We made a compost pile out of wooden pallets once. Think of a square. You can usually get the pallets for free at Wally World or a grocery store.
Have a great week.

Brittney said...

What a great idea! I think we may have to try that! Hopefully the butterflies would be able to find it. So far, my poor bird feeders are still full from when we moved in last August...not a good thing for a bird lover. :o(

Anyhow...thanks for the inspiration!

Cori Lynn Berg said...

Jen, what a beautiful site! I can't wait to start following this. You're pics are gorgeous! In fact, I need to do 3 miniature caterpillar paintings - 2.5 x 3.5 inches and want to use your pics as the inspiration. I've been searching all over and these are some of the best I've found. I love the one with the caterpillar crawling upside down!

Blessings to you, Cori

Cori Lynn Berg said...

One more idea -- have you gone to Eric Carle's website? He has several great step by step slideshows of how he does his artwork. It could be a great way to integrate art into your science study.

Also, what about ladybugs -- they have a life cycle too and can be bought at garden stores very cheaply. There are lots of theme materials on this.

Anonymous said...

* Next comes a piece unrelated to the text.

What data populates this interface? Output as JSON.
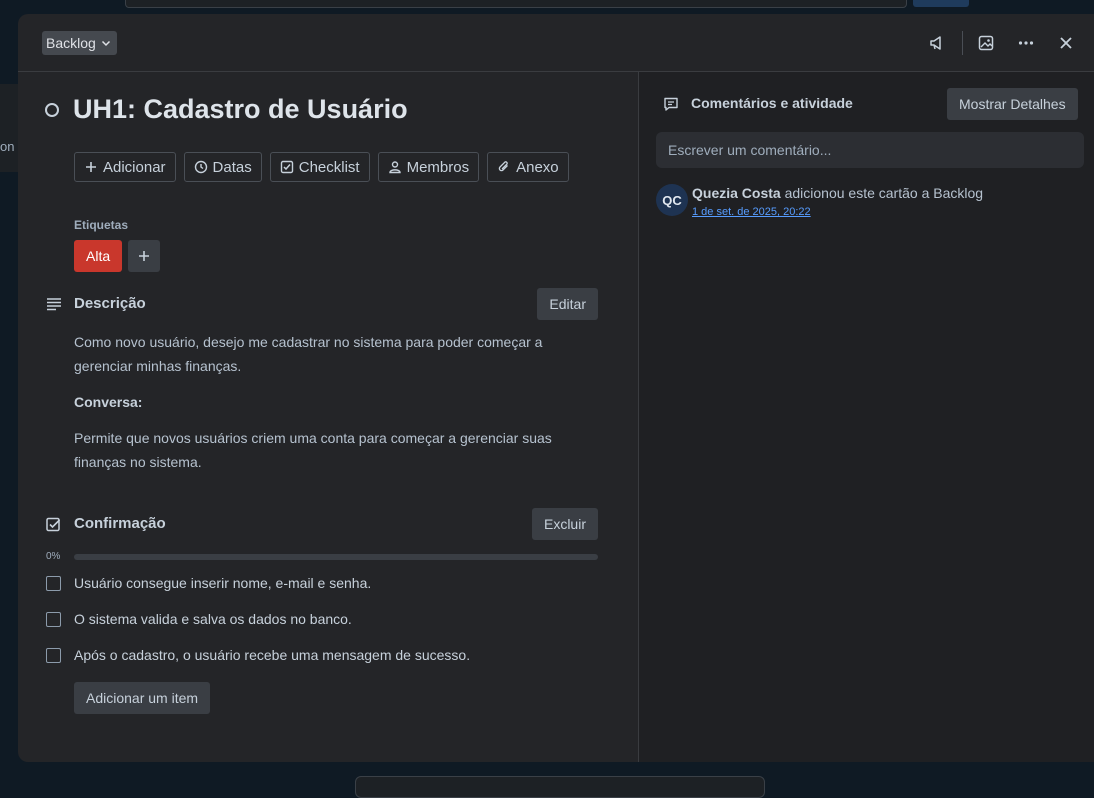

Oh how fun! We're hoping to put in a flower and vegetable garden a year from now (working on our deck at the present) to attract butterflies, etc. I love nature! We used to have a backyard lined with towering pines and enjoyed the blue jays, chickadees, & cardinals! We're in a newer development now and are slowly adding our touches. Our front garden and the trees in our backyard are attracting some creatures now. :0) I love an "alive" setting. :0)

Me said...

What a great idea! I am definatly going to implament somthing like this in our yard.
If you want to give tomatoes a try again (and the boys a few giggles) you can always try tomatoes in a bucket.
My mom has grown tomaotes like this and they did really well. Also my local home depot (Idaho) had a experiment station last weekend learning all about it.

Good luck with your nature endevours.

Jenny in Ca said...

I love, love, love your butterfly garden! wow, you really did a good job with small space. I am jealous that you already have monarch catepillers, I can't find milk-weed at the nurseries around me.

someone mentioned Eric Carle, I noticed a video about his artwork at the library once, you might see if your library has it.

Also, the book "Monarch Magic" is really great, has learning info and crafts, again we found it at the library, but it would be one worth owning.

School for Us said...

We live in the "greater Houston area" and have had milkweed for 3 years, I think. this year, we had about 15 separate plants - and they have all been stripped bear! I feel bad that I didn't notice in time. My milkweed are planted in the ground, but I'm thinking about buying some for containers. And, we have other containers planted with things to attract butterflies. We also have 4 bird feeders in a different part of the yard.

thebookbaglady said...

For composting, the book WORMS EAT MY GARBAGE is really fantastic. It's all about worm bin composting. We have worm bins, but don't worry about the careful collection of worm castings. I just shovel out the composted 'stuff' and leave worms behind to keep the process going. We use large, black tree pots from the nursery for our bins. I also have a large, plastic storage container with holes drilled in the sides for air.

Go for it on the veggies--we love having our own! We are into growing as much of our own as we can and then harvesting locally at the farms/orchards in our area. Our growing conditions in Western Oregon are very different than yours, so I don't have any advice other than to go for it! (Oh, and don't over water or over fertilize the tomotoes--you'll get HUGE plants and not much fruit.)

thebookbaglady said...

P.S. On the bird feeders--Our neighbor set up a bird feeder based bird yard in her backyard and we ended up with a serious mouse infestation. If the seed ends up all over the ground, you might want to shop vac it. She was elderly and the seeds were ALL OVER the ground/patio.